More computers, less learning.
Jan 2, 2006, Vol. 11, No. 16 • By DAVID GELERNTER
Of course it makes some people better informed, in some areas. But what's the overall pattern? We've heard about it for years: "narrowcasting" as opposed to broadcasting. As information channels become cheaper to build and operate, they are able to concentrate profitably on narrower ranges of material. The pattern is obvious in the cable TV explosion (made possible by digital electronics). TV watchers have hundreds of channels to choose from; most are one--topic channels or movie channels. websites and blogs have been this way from the start: Most successful blogs cover one topic in depth (or anyway, at length).
For years people have discussed narrowcasting and its side effects. In the pre--cable days, there were only three TV networks, and a large proportion of all TV watchers would be tuned into one of them. The networks had a unifying effect on American culture. You could count on loads of people having seen the same junk you had. And the networks used to cover presidential nominating conventions, major presidential speeches and press conferences, big public events like space shots, and so on. This sort of unifying cultural force no longer exists.
Of course, the heyday of the TV networks themselves only lasted three decades ('50s--'70s). Is it (perhaps) normal for U.S. culture to lack unifying influences? No. Before the TV networks, there were radio networks and mass--market picture magazines. Before that there were other sorts of magazines and, of course, books. (Abraham Lincoln famously remarked that Uncle Tom's Cabin caused the Civil War. He was kidding; but not entirely.) In the United States, with its hugeness and ethnic hodgepodge, there have always been powerful centrifugal forces just beneath the surface. Those who are eager to grind under heel (like cigarette butts) every manifestation of religion in public life should keep in mind that Judeo--Christian religion and the Bible have, traditionally, been the most important unifying forces in American life. (But, of course, many of those who would love to stamp out all traces of public religion would also love to see the country deteriorate into a messy mass of separate subcultures.)
In the Information Age, it's easy for people to stick with the topics they know and love. It's easy to watch nothing but fashion and gardening shows, or the news 24 hours a day. It's easy to read blogs that all focus on the same topic. Some people grow better and better informed about their topics of choice. Others just watch, read, or hear the same story (with minor variations) over and over and over-and grow less likely every month to meet with anything new.

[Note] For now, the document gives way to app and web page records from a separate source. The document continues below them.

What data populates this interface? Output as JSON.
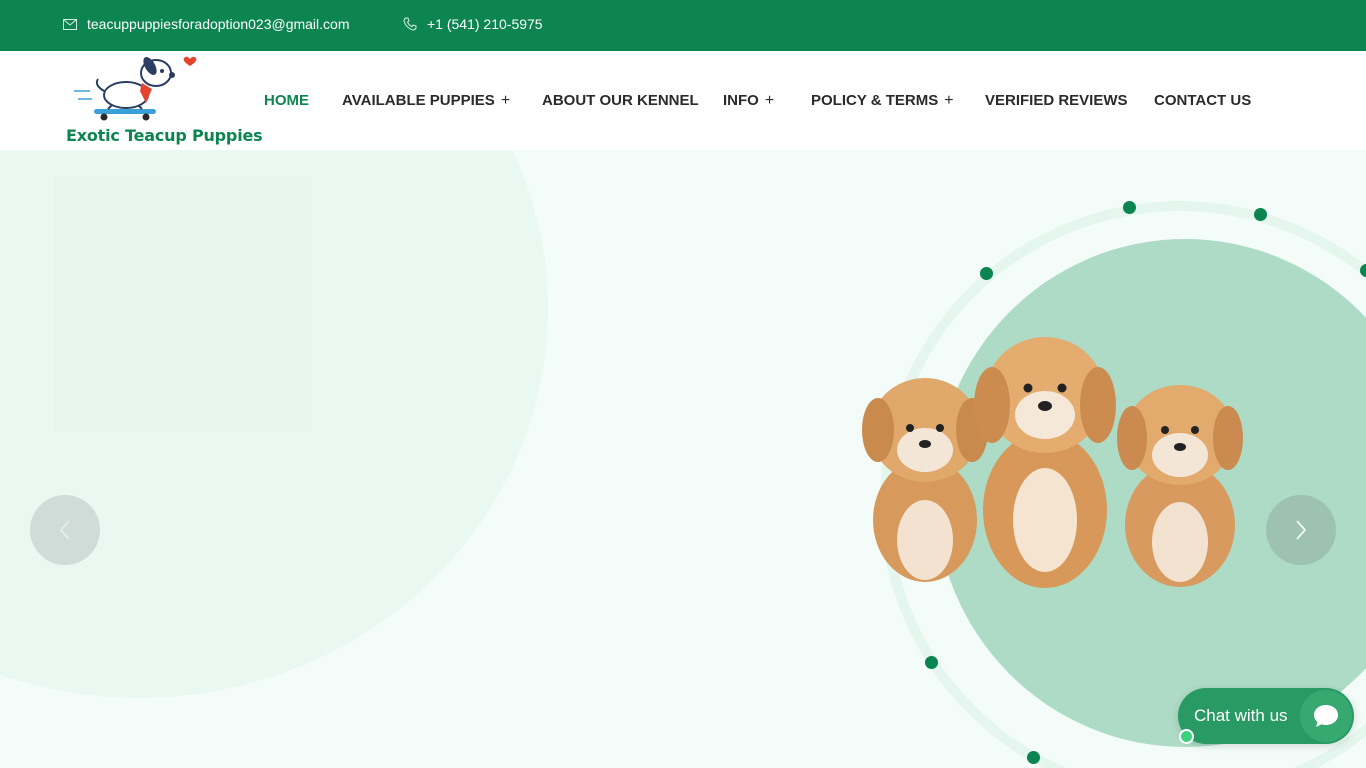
{
  "topbar": {
    "email": "teacuppuppiesforadoption023@gmail.com",
    "phone": "+1 (541) 210-5975",
    "email_icon": "envelope-icon",
    "phone_icon": "phone-icon"
  },
  "brand": {
    "name": "Exotic Teacup Puppies",
    "logo_icon": "dog-on-skateboard-icon"
  },
  "nav": {
    "items": [
      {
        "label": "HOME",
        "active": true,
        "has_submenu": false
      },
      {
        "label": "AVAILABLE PUPPIES",
        "active": false,
        "has_submenu": true
      },
      {
        "label": "ABOUT OUR KENNEL",
        "active": false,
        "has_submenu": false
      },
      {
        "label": "INFO",
        "active": false,
        "has_submenu": true
      },
      {
        "label": "POLICY & TERMS",
        "active": false,
        "has_submenu": true
      },
      {
        "label": "VERIFIED REVIEWS",
        "active": false,
        "has_submenu": false
      },
      {
        "label": "CONTACT US",
        "active": false,
        "has_submenu": false
      }
    ],
    "submenu_glyph": "+"
  },
  "hero": {
    "image": "three-apricot-puppies",
    "prev_icon": "chevron-left-icon",
    "next_icon": "chevron-right-icon"
  },
  "chat": {
    "label": "Chat with us",
    "icon": "speech-bubble-icon"
  },
  "colors": {
    "brand_green": "#0c8551",
    "hero_blob": "#addbc6",
    "hero_background": "#f4fcf9"
  }
}
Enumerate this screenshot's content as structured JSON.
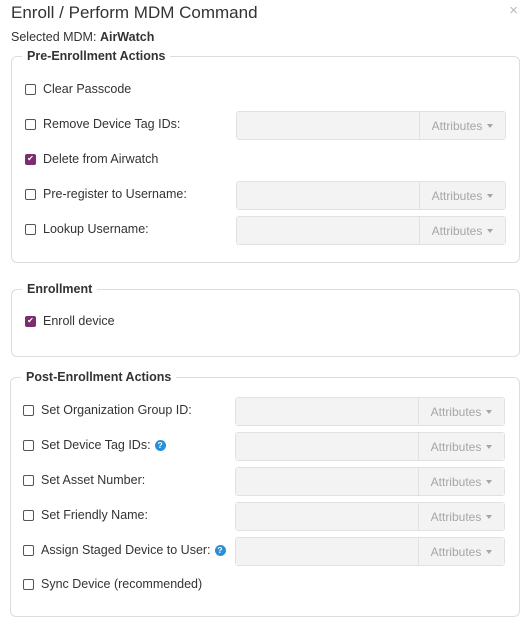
{
  "modal": {
    "title": "Enroll / Perform MDM Command",
    "close_icon": "close-icon",
    "selected_mdm_label": "Selected MDM:",
    "selected_mdm_value": "AirWatch"
  },
  "attributes_label": "Attributes",
  "pre_enrollment": {
    "legend": "Pre-Enrollment Actions",
    "items": [
      {
        "label": "Clear Passcode",
        "checked": false,
        "has_field": false
      },
      {
        "label": "Remove Device Tag IDs:",
        "checked": false,
        "has_field": true,
        "value": ""
      },
      {
        "label": "Delete from Airwatch",
        "checked": true,
        "has_field": false
      },
      {
        "label": "Pre-register to Username:",
        "checked": false,
        "has_field": true,
        "value": ""
      },
      {
        "label": "Lookup Username:",
        "checked": false,
        "has_field": true,
        "value": ""
      }
    ]
  },
  "enrollment": {
    "legend": "Enrollment",
    "items": [
      {
        "label": "Enroll device",
        "checked": true
      }
    ]
  },
  "post_enrollment": {
    "legend": "Post-Enrollment Actions",
    "items": [
      {
        "label": "Set Organization Group ID:",
        "checked": false,
        "has_field": true,
        "value": ""
      },
      {
        "label": "Set Device Tag IDs:",
        "checked": false,
        "has_field": true,
        "value": "",
        "help_icon": "question-circle-icon"
      },
      {
        "label": "Set Asset Number:",
        "checked": false,
        "has_field": true,
        "value": ""
      },
      {
        "label": "Set Friendly Name:",
        "checked": false,
        "has_field": true,
        "value": ""
      },
      {
        "label": "Assign Staged Device to User:",
        "checked": false,
        "has_field": true,
        "value": "",
        "help_icon": "question-circle-icon"
      },
      {
        "label": "Sync Device (recommended)",
        "checked": false,
        "has_field": false
      }
    ]
  },
  "colors": {
    "checkbox_checked": "#7b2d6d",
    "help_icon": "#2a8fd6",
    "field_bg": "#f3f3f3",
    "border": "#dddddd"
  }
}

Few of us are immune to the temptations. I'm certainly not. I have two boys, and the three of us are capable of sitting still for any number of World War II documentaries on cable TV; in fact, for any number of "The P--47 in the European Air War, 1943" documentaries. Each one teaches us a little more. But after a certain point, it becomes clear that each hour you spend this way is more apt to decrease than increase your store of knowledge-when you consider the other things you might be doing instead.

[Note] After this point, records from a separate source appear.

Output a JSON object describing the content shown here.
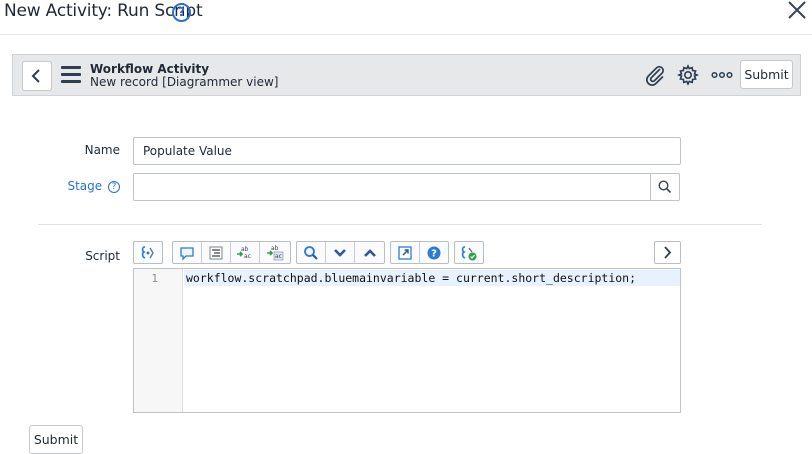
{
  "dialog": {
    "title": "New Activity: Run Script",
    "help_icon": "question-circle-icon",
    "close_icon": "close-icon"
  },
  "header": {
    "title": "Workflow Activity",
    "subtitle": "New record [Diagrammer view]",
    "back_icon": "chevron-left-icon",
    "menu_icon": "hamburger-menu-icon",
    "attachment_icon": "paperclip-icon",
    "settings_icon": "gear-icon",
    "more_icon": "more-options-icon",
    "submit_label": "Submit"
  },
  "form": {
    "name_label": "Name",
    "name_value": "Populate Value",
    "stage_label": "Stage",
    "stage_help": "?",
    "stage_value": "",
    "stage_lookup_icon": "search-icon",
    "script_label": "Script"
  },
  "toolbar": {
    "groups": [
      [
        "script-include-icon"
      ],
      [
        "comment-icon",
        "format-code-icon",
        "replace-icon",
        "replace-all-icon"
      ],
      [
        "search-icon",
        "toggle-down-icon",
        "toggle-up-icon"
      ],
      [
        "fullscreen-icon",
        "help-icon"
      ],
      [
        "script-debug-icon"
      ]
    ],
    "expand_icon": "chevron-right-icon"
  },
  "editor": {
    "lines": [
      {
        "number": "1",
        "code": "workflow.scratchpad.bluemainvariable = current.short_description;"
      }
    ]
  },
  "footer": {
    "submit_label": "Submit"
  },
  "colors": {
    "accent": "#2a6fd6",
    "header_bg": "#e6e8ea",
    "active_line_bg": "#e8f2fe"
  }
}
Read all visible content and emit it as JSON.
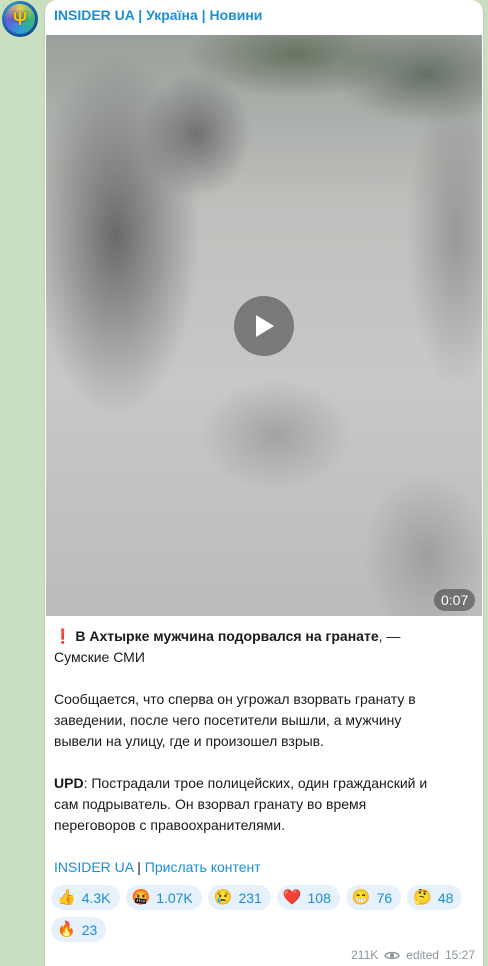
{
  "channel": {
    "name": "INSIDER UA | Україна | Новини",
    "avatar_icon": "trident-icon"
  },
  "post": {
    "video_duration": "0:07",
    "headline_mark": "❗️",
    "headline_bold": "В Ахтырке мужчина подорвался на гранате",
    "headline_rest": ", — Сумские СМИ",
    "paragraph1": "Сообщается, что сперва он угрожал взорвать гранату в заведении, после чего посетители вышли, а мужчину вывели на улицу, где и произошел взрыв.",
    "upd_label": "UPD",
    "upd_text": ": Пострадали трое полицейских, один гражданский и сам подрыватель. Он взорвал гранату во время переговоров с правоохранителями.",
    "link1": "INSIDER UA",
    "link_separator": " | ",
    "link2": "Прислать контент"
  },
  "reactions": [
    {
      "emoji": "👍",
      "count": "4.3K"
    },
    {
      "emoji": "🤬",
      "count": "1.07K"
    },
    {
      "emoji": "😢",
      "count": "231"
    },
    {
      "emoji": "❤️",
      "count": "108"
    },
    {
      "emoji": "😁",
      "count": "76"
    },
    {
      "emoji": "🤔",
      "count": "48"
    },
    {
      "emoji": "🔥",
      "count": "23"
    }
  ],
  "meta": {
    "views": "211K",
    "edited": "edited",
    "time": "15:27",
    "views_icon": "eye-icon"
  },
  "colors": {
    "accent": "#1c8fd4",
    "background": "#c9dfc0",
    "reaction_bg": "#e6f1fb"
  }
}
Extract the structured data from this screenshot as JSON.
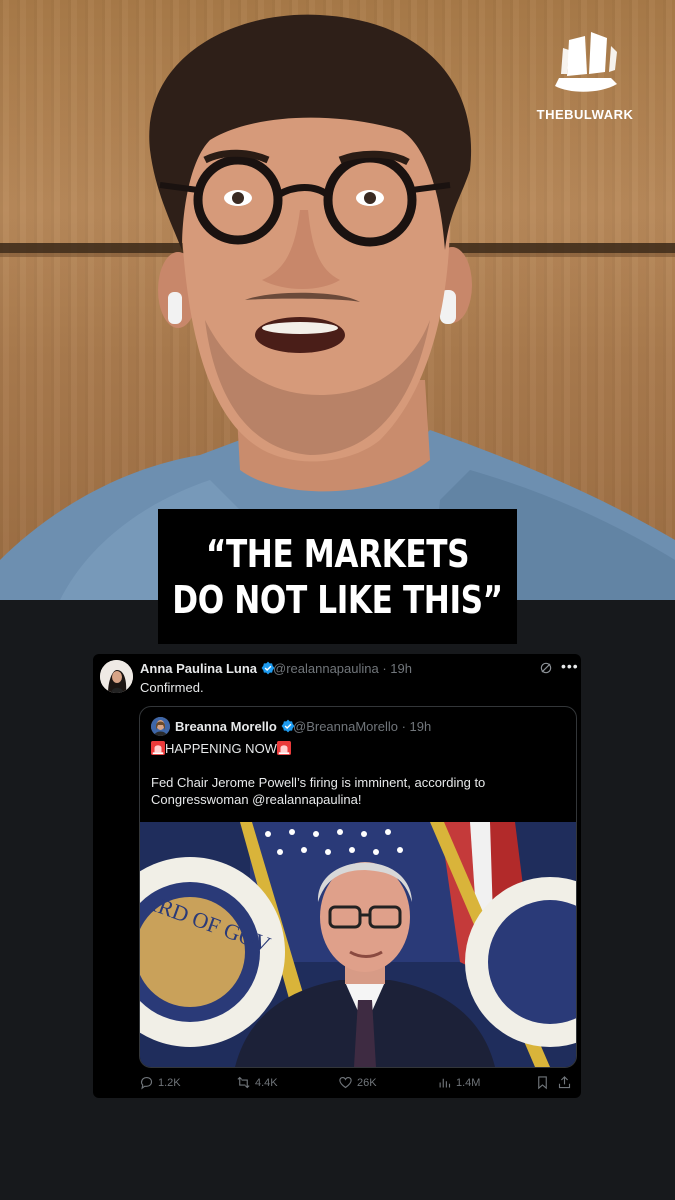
{
  "video": {
    "logo_text": "THEBULWARK",
    "caption_line1": "“THE MARKETS",
    "caption_line2": "DO NOT LIKE THIS”"
  },
  "tweet": {
    "author_name": "Anna Paulina Luna",
    "author_handle": "@realannapaulina · 19h",
    "text": "Confirmed.",
    "quote": {
      "author_name": "Breanna Morello",
      "author_handle": "@BreannaMorello · 19h",
      "line1": "HAPPENING NOW",
      "line2": "Fed Chair Jerome Powell’s firing is imminent, according to Congresswoman @realannapaulina!"
    },
    "stats": {
      "replies": "1.2K",
      "reposts": "4.4K",
      "likes": "26K",
      "views": "1.4M"
    }
  },
  "icons": [
    "verified-badge-icon",
    "grok-icon",
    "more-icon",
    "siren-icon",
    "reply-icon",
    "repost-icon",
    "like-icon",
    "views-icon",
    "bookmark-icon",
    "share-icon",
    "ship-logo-icon"
  ],
  "colors": {
    "verified": "#1d9bf0",
    "card_bg": "#000000",
    "page_bg": "#17191c",
    "muted_text": "#71767b"
  }
}
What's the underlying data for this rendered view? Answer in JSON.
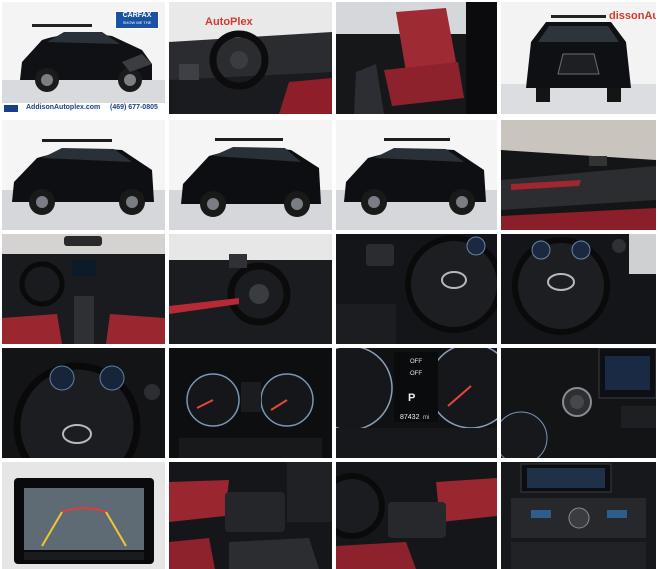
{
  "gallery": {
    "brand": {
      "badge_line1": "CARFAX",
      "badge_line2": "SHOW ME THE",
      "watermark_partial": "AutoPlex",
      "watermark_partial2": "dissonAuto",
      "footer_url": "AddisonAutoplex.com",
      "footer_phone": "(469) 677-0805"
    },
    "dash_readout": {
      "off1": "OFF",
      "off2": "OFF",
      "gear": "P",
      "odometer": "87432",
      "odometer_unit": "mi"
    }
  }
}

Of course the cybersphere is brand new, and things are bound to change. Two good developments are all but inevitable.
First: There's one specialized field that draws a broad instead of narrow audience; that expands instead of narrows a person's viewpoint. Namely, beautiful prose. At some point we will see a (sort--of) blog that does (in a bloggish sort of way) what the New Yorker did in the 1930s and '40s. It will publish paragraphs and short pieces on any topic, from no particular ideological angle. New pieces will appear every day, around the clock. Each will be lucidly written and precisely, beautifully edited. People will read for the sheer joy of reading. Information--Agers who don't know what good prose is will be dazzled and won over.

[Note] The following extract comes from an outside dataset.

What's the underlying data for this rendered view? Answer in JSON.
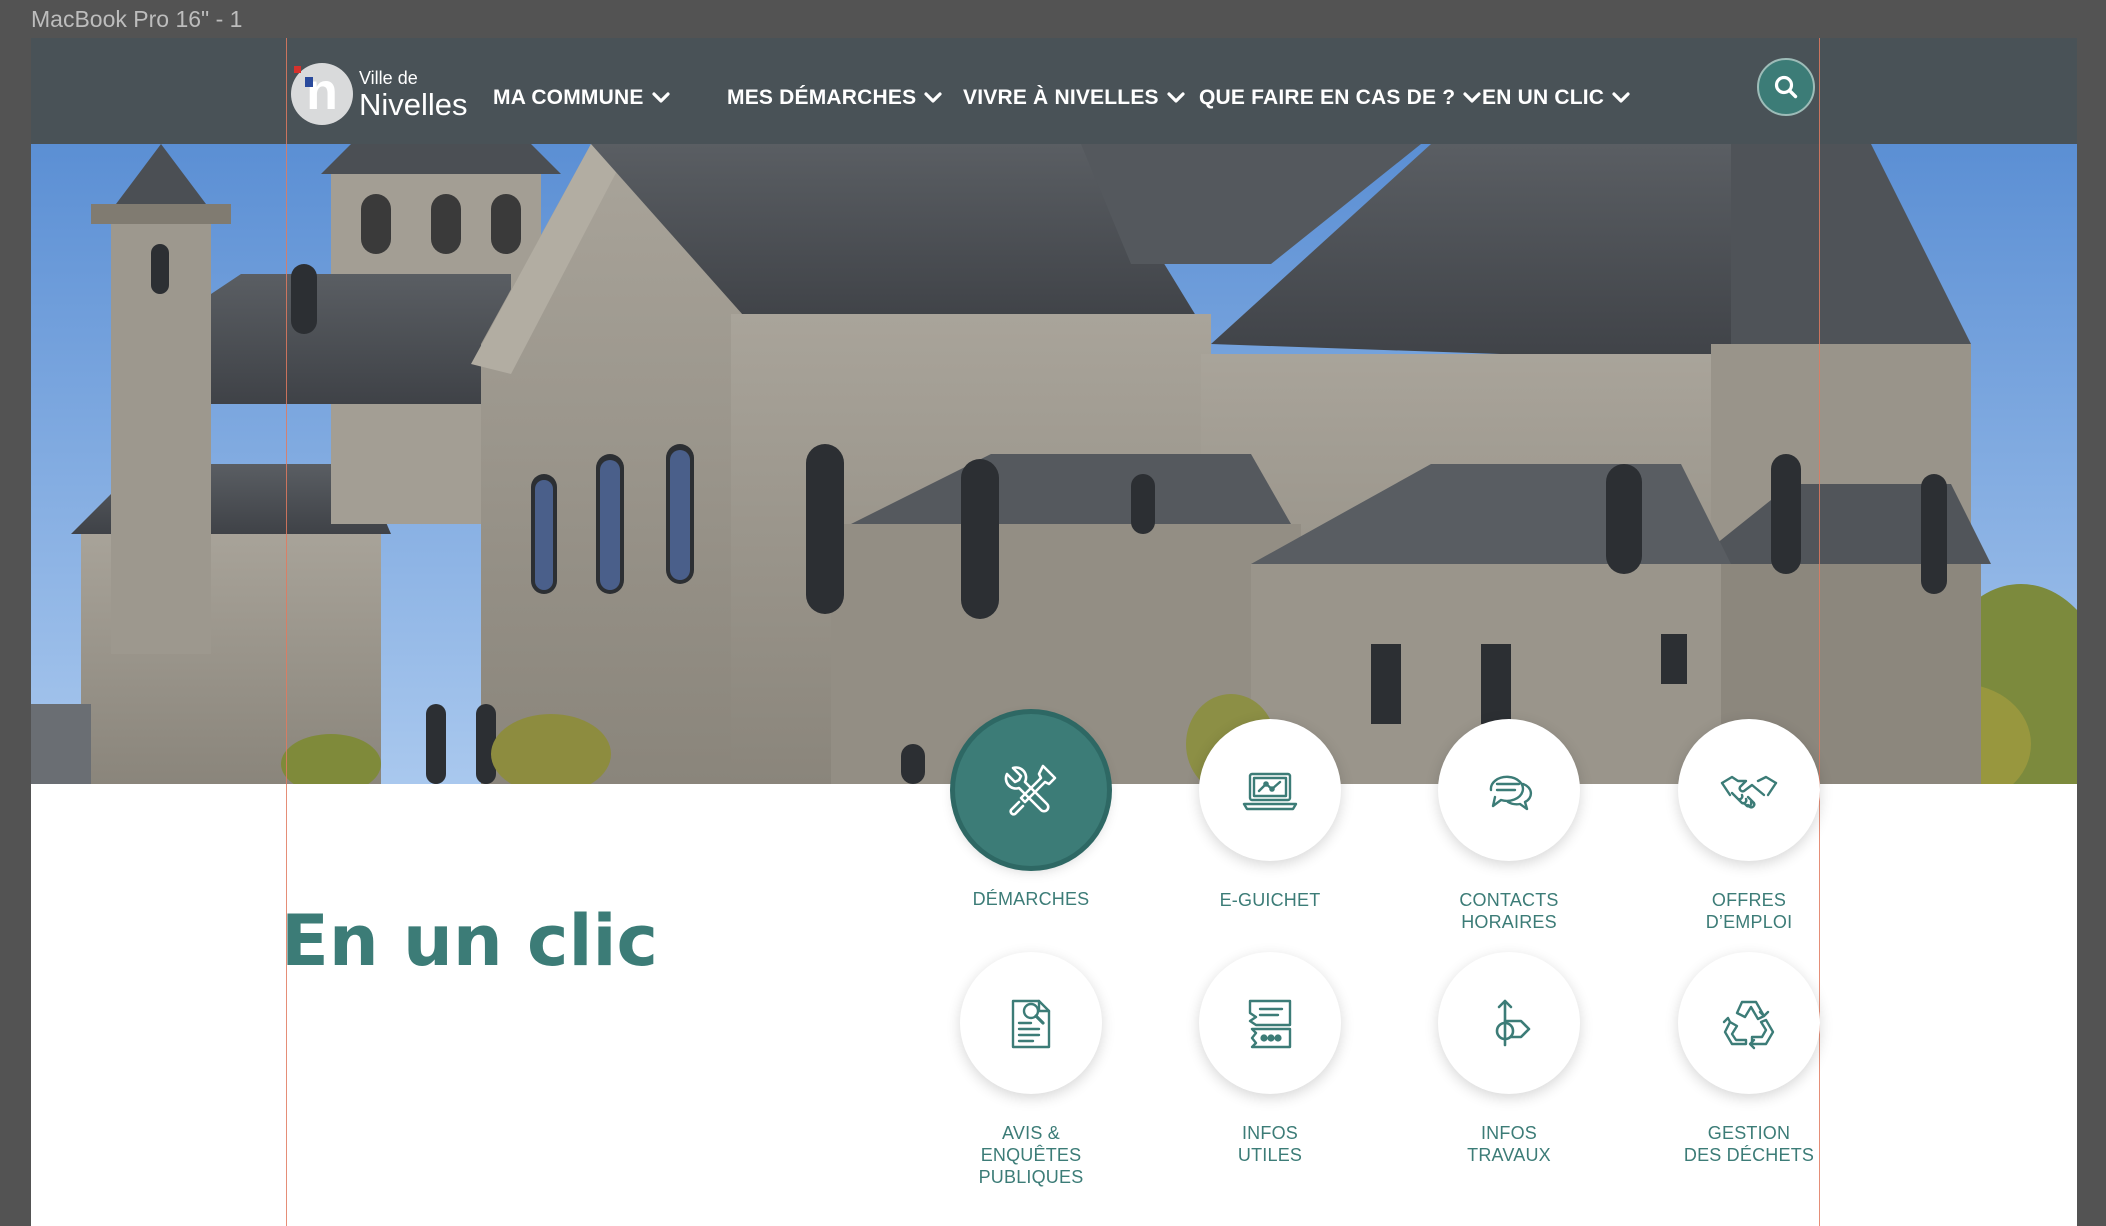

Second: Search engines are riding high, but they solve only half the problem. If you know what you're looking for, they help you find it. But people don't only want to search, they want to browse. Before long there will be websites that let you flip through dozens of other sites as easily as you flip through a magazine's pages; as easily as you browse lots of magazines at a newsstand.
But it's clear what the web's most important contribution to a well--informed public will be. Web--based schools will enormously expand our educational options, and make it much easier than it is today to circumvent educationally corrupt local schools. Many such web projects are already underway and doing fine.